While down South on my Trinidad cruise I spotted Tutanekai dropping off people at the Bay of Many Coves resort in Queen Charlotte Sound. Tutanekai was built by E.R. Lane in Picton in 1930 & measures 42’x10’x3’6”. The zoom zoom comes from a 115hp GM 471 diesel.

She started life as a mothership that towed harpooned whales back to the whaling station. Post those days, she was a mail boat for 30 years, then a fishing boat, & then worked in & around the mussel farming industry for 20 years. When retired she was very run down & her current owner Pete, restored her to what we see today.

These days Tutanekai is the backbone of Pete & wife Takutai’s tourism business – ‘Myths & Legend Eco-Tours’

In the last photo, we see Trinidad at anchor, while we were brunching 🙂

Can any southern woodys tell us any more about Tutanekai?

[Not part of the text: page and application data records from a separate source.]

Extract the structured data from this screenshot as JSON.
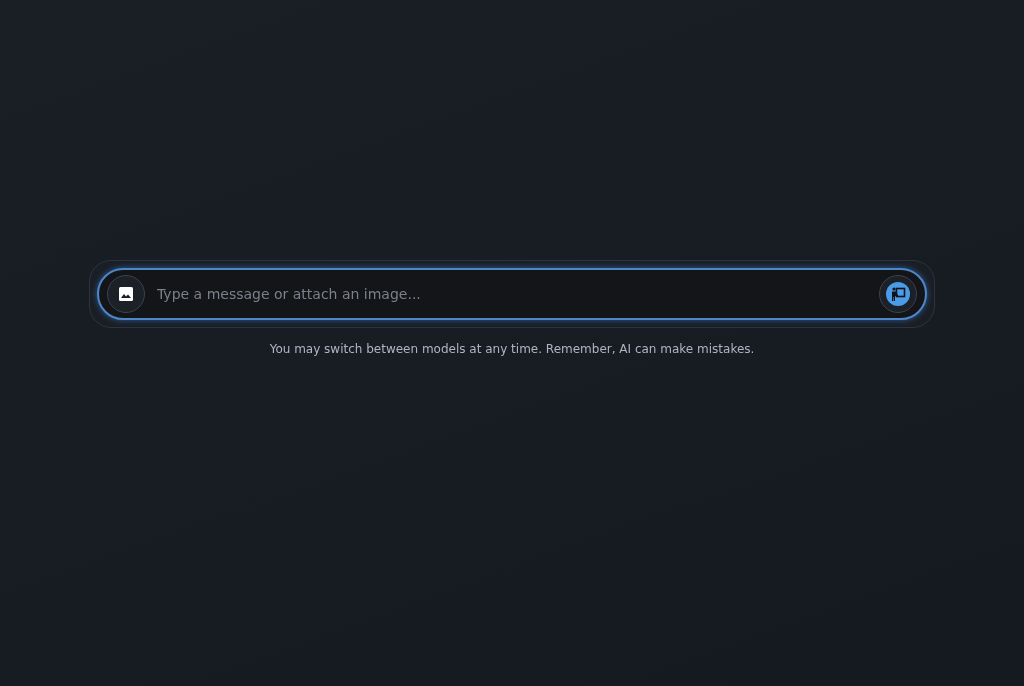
{
  "composer": {
    "placeholder": "Type a message or attach an image..."
  },
  "disclaimer": "You may switch between models at any time. Remember, AI can make mistakes."
}
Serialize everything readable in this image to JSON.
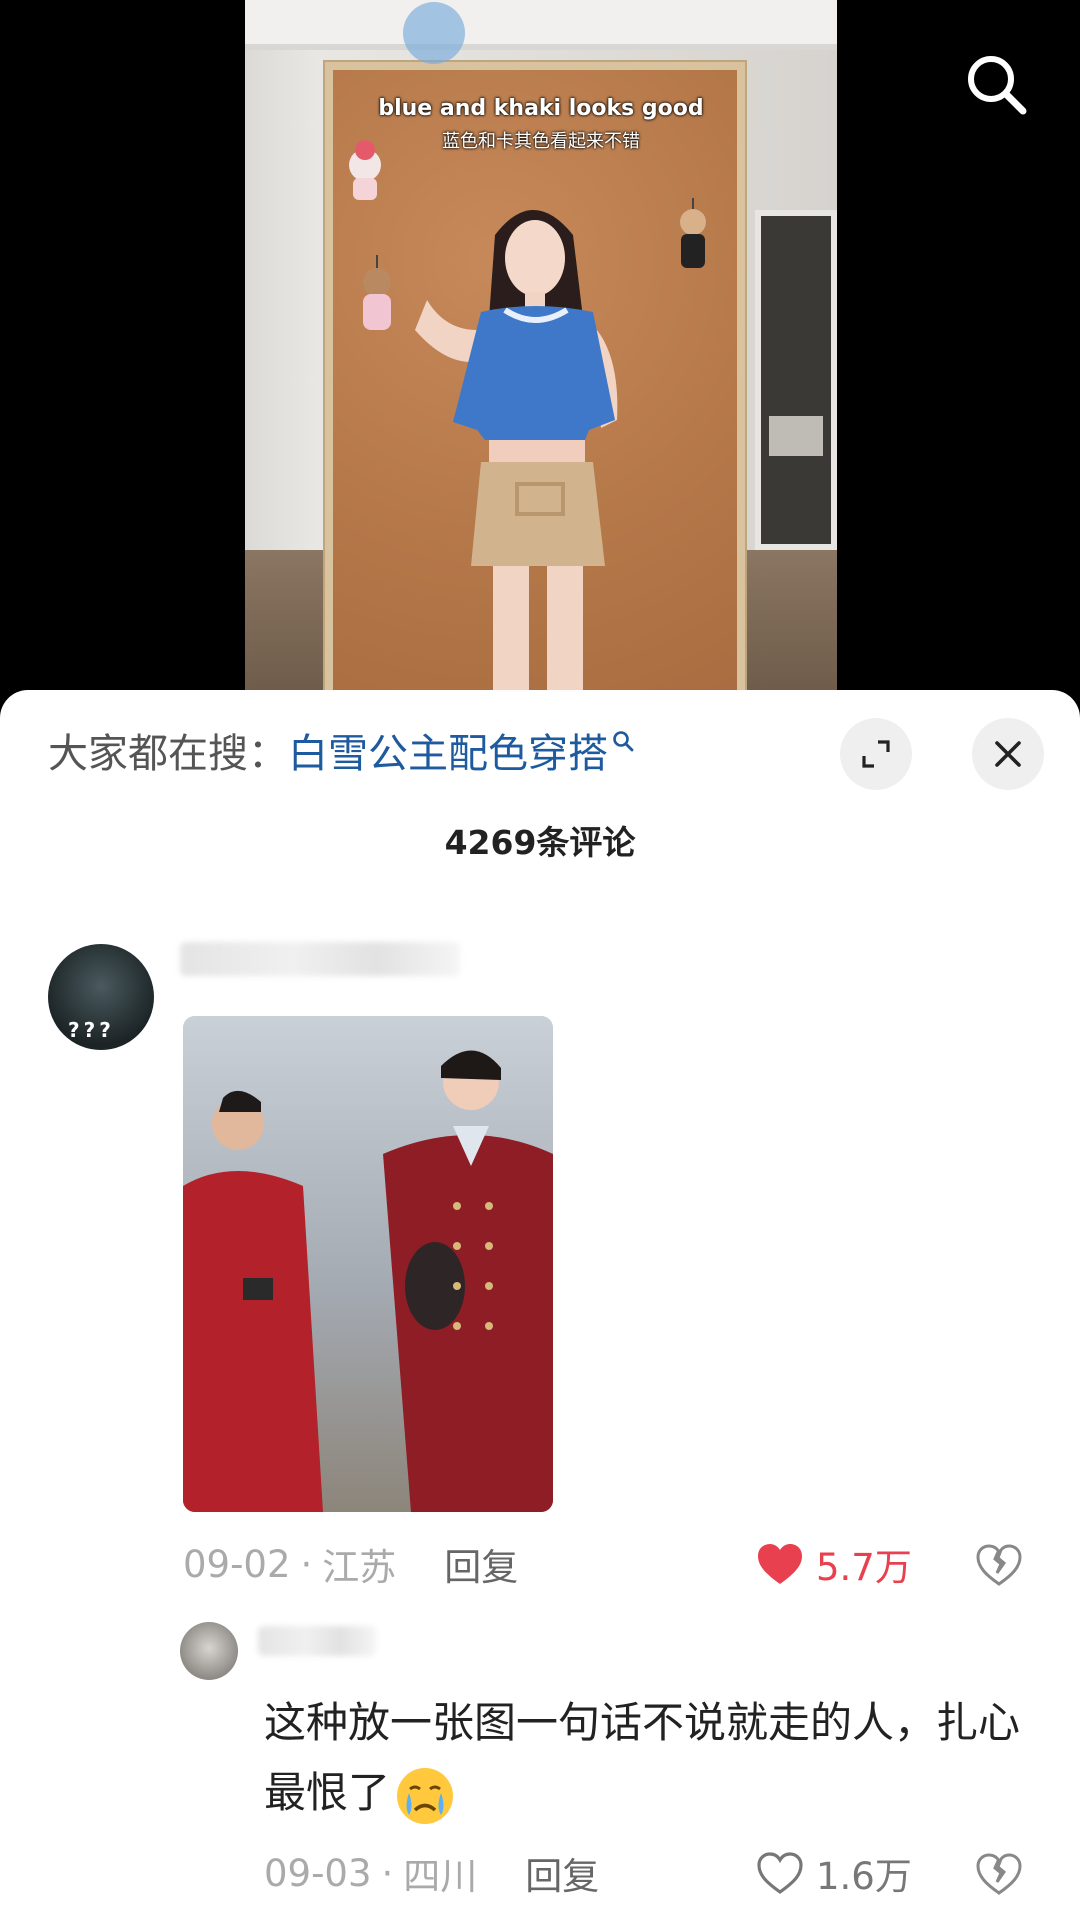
{
  "video": {
    "caption_en": "blue and khaki looks good",
    "caption_zh": "蓝色和卡其色看起来不错"
  },
  "sheet": {
    "trend_prefix": "大家都在搜：",
    "trend_keyword": "白雪公主配色穿搭",
    "comment_count": "4269条评论"
  },
  "comments": [
    {
      "date": "09-02",
      "separator": "·",
      "location": "江苏",
      "reply_label": "回复",
      "likes": "5.7万",
      "liked": true,
      "avatar_marks": "???"
    },
    {
      "text": "这种放一张图一句话不说就走的人，扎心最恨了",
      "emoji": "crying-face",
      "date": "09-03",
      "separator": "·",
      "location": "四川",
      "reply_label": "回复",
      "likes": "1.6万",
      "liked": false
    }
  ],
  "colors": {
    "accent_like": "#e8404f",
    "keyword_blue": "#1e5a9e"
  }
}
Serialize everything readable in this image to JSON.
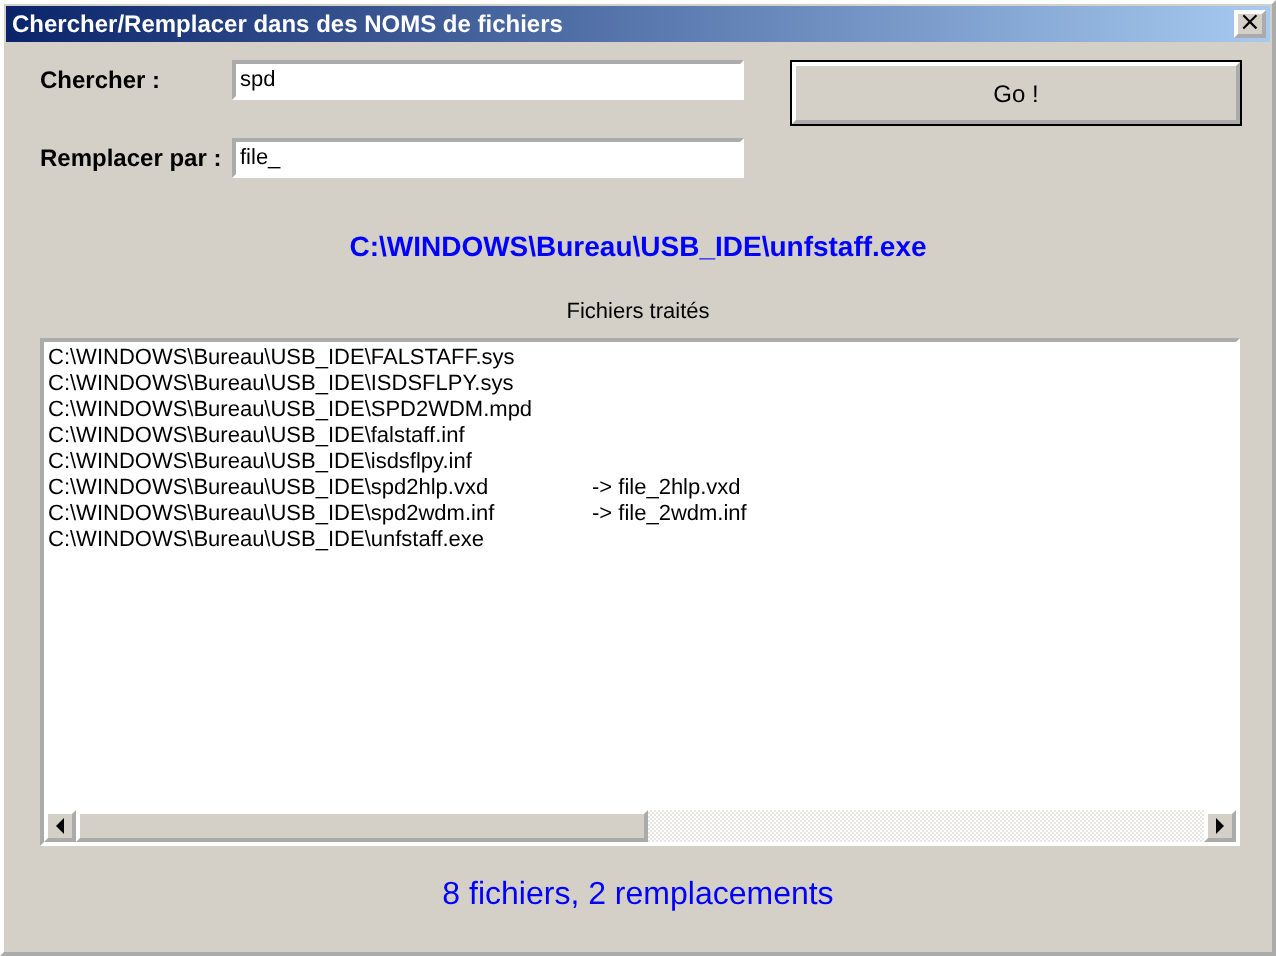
{
  "window": {
    "title": "Chercher/Remplacer dans des NOMS de fichiers",
    "close": "×"
  },
  "search": {
    "label": "Chercher :",
    "value": "spd"
  },
  "replace": {
    "label": "Remplacer par :",
    "value": "file_"
  },
  "go_button": "Go !",
  "current_file": "C:\\WINDOWS\\Bureau\\USB_IDE\\unfstaff.exe",
  "list_title": "Fichiers traités",
  "files": [
    {
      "path": "C:\\WINDOWS\\Bureau\\USB_IDE\\FALSTAFF.sys"
    },
    {
      "path": "C:\\WINDOWS\\Bureau\\USB_IDE\\ISDSFLPY.sys"
    },
    {
      "path": "C:\\WINDOWS\\Bureau\\USB_IDE\\SPD2WDM.mpd"
    },
    {
      "path": "C:\\WINDOWS\\Bureau\\USB_IDE\\falstaff.inf"
    },
    {
      "path": "C:\\WINDOWS\\Bureau\\USB_IDE\\isdsflpy.inf"
    },
    {
      "path": "C:\\WINDOWS\\Bureau\\USB_IDE\\spd2hlp.vxd",
      "result": "-> file_2hlp.vxd"
    },
    {
      "path": "C:\\WINDOWS\\Bureau\\USB_IDE\\spd2wdm.inf",
      "result": "-> file_2wdm.inf"
    },
    {
      "path": "C:\\WINDOWS\\Bureau\\USB_IDE\\unfstaff.exe"
    }
  ],
  "status": "8 fichiers, 2 remplacements"
}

Harold Kidd Input – E.R. Lane built TUTANEKAI for Charley Perano and K. Sutherland in 1930. Her original engine was a 2 cylinder 18hp Regal. Peranos sold her to M T H Steele in 1936, he sold her to Kennys in 1942, later Queen Charlotte Transport in 1948. Peter Beech owned her in 2002. The Regal was replaced with a 4 cylinder Sterling then a 6 cylinder Hercules in 1935 and a 471 GM in 1946. In 1940 a Government report stated that she had a maximum speed of 10 knots and a range of 180 nm at 8 kn.